> _YOUR TASK_: With the string "legend" as the filter, copy each matching line from the records.

> _INPUT DATA_:
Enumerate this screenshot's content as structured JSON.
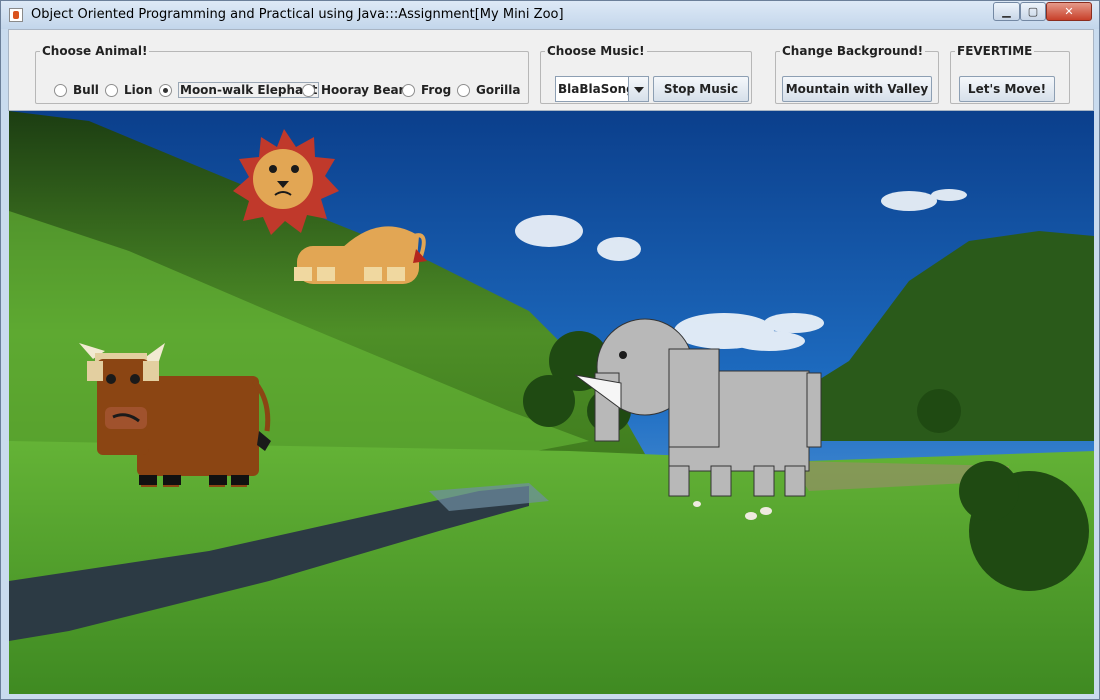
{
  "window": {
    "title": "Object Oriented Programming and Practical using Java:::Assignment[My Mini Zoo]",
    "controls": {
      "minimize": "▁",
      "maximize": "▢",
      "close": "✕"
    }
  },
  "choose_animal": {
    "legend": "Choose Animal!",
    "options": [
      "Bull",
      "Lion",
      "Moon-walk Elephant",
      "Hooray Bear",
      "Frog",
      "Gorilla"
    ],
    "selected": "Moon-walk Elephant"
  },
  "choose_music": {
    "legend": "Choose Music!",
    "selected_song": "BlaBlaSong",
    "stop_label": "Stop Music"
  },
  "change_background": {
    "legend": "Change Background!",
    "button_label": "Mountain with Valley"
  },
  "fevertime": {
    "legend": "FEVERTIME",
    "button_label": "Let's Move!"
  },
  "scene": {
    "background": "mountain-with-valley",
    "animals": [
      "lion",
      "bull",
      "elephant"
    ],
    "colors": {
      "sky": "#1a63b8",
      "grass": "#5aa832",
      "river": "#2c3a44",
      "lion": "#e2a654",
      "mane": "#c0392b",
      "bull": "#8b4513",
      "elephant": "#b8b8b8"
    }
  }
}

> _EXERCISE OUTPUT_:
    "legend": "Choose Animal!",
    "legend": "Choose Music!",
    "legend": "Change Background!",
    "legend": "FEVERTIME",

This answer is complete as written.